The multi-million dollar company added that the safety certifications mentioned in the complaint didn’t meet the requirements the chain has for all equipment in its restaurants.
Kytch’s co-founders say that the damage McDonald’s has done to their company was “instant and monumental,” detailing how customers cancelled subscriptions and that they were unable to court investors to help fund their growth.
O’Sullivan and Nelson have started a campaign on the crowdfunding site buymeacoffee.com asking people to support their fight in “saving the world from broken shake machines.”
And it seems that broken machines are truly rampant across North America. McBroken, a site that tracks McDonald’s faulty soft-serve appliances, shows that about 12% of machines in Toronto aren’t working. New York leads the McFlurry drought, with 34% of devices not working at the time of writing.
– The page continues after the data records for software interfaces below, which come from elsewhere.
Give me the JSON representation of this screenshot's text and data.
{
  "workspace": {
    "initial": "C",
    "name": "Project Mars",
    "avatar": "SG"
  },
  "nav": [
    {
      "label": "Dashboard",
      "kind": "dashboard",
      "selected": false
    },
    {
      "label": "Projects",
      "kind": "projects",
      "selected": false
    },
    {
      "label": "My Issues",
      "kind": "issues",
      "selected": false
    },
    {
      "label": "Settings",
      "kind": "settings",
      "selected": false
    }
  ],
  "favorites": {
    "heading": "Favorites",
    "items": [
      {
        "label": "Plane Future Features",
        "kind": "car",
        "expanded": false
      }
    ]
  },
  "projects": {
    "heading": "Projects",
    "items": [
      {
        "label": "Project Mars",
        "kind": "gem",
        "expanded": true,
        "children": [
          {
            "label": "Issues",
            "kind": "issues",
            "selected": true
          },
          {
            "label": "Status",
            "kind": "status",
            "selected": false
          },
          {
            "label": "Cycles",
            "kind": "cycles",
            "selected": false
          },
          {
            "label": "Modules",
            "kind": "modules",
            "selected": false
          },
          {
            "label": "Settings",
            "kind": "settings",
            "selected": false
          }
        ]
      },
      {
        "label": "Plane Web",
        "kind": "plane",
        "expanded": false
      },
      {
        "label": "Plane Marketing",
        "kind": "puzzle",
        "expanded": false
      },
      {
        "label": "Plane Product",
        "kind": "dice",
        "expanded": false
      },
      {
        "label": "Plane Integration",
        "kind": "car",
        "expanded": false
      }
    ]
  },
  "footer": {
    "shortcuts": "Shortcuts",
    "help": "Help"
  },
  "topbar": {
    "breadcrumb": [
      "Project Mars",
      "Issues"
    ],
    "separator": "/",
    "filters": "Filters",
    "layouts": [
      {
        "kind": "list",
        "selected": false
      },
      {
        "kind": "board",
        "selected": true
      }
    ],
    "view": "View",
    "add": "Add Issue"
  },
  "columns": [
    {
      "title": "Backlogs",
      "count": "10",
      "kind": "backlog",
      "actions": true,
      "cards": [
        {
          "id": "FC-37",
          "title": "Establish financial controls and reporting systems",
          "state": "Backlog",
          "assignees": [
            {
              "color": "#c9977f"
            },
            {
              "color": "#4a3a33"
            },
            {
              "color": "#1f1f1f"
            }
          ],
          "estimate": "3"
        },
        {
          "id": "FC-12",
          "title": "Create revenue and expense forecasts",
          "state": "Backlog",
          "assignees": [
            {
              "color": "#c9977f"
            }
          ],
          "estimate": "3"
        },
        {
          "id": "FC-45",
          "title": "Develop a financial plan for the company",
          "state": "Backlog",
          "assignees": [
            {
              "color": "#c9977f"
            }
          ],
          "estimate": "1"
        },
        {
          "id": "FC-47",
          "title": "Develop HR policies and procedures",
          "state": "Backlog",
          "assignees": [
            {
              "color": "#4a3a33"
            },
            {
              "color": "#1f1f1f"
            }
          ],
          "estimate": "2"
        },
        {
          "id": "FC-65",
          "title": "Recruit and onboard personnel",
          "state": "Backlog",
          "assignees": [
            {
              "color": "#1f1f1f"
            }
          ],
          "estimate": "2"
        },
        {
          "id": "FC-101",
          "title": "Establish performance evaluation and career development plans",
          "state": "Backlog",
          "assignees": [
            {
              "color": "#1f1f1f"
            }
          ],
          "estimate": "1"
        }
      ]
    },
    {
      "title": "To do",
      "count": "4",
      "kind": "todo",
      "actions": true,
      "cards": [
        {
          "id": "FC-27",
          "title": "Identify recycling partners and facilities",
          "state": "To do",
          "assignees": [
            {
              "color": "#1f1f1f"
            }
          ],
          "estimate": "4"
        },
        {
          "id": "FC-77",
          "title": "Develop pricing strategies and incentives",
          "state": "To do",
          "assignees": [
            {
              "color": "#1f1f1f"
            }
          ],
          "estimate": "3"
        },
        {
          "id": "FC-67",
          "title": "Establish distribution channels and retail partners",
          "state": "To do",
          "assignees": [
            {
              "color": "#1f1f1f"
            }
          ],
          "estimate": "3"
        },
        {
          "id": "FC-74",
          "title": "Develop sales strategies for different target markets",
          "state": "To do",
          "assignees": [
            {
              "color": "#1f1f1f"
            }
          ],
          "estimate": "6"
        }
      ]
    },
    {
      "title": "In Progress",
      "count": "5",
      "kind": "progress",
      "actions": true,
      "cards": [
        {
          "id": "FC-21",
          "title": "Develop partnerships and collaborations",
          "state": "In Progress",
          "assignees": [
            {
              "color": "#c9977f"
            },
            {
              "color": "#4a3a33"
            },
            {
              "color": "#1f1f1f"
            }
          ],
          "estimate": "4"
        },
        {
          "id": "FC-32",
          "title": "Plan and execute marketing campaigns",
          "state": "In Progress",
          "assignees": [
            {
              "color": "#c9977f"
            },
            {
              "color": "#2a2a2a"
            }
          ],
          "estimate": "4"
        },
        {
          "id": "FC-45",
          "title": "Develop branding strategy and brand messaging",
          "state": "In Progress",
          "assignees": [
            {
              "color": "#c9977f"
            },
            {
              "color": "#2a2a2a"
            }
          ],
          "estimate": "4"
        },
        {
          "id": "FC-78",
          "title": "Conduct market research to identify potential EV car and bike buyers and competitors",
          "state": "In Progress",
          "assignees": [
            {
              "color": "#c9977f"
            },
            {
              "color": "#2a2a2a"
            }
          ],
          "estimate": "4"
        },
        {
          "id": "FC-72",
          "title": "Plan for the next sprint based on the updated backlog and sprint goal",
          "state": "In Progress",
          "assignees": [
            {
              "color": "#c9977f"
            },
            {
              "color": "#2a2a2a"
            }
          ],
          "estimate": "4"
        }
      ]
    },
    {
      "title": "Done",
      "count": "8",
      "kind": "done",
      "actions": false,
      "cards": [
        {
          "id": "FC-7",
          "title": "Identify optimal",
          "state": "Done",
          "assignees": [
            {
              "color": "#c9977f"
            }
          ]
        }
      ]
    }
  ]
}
Whether this lawsuit will mean less “out of service” and more delicious cold treats, the true test will be the heat of the summer.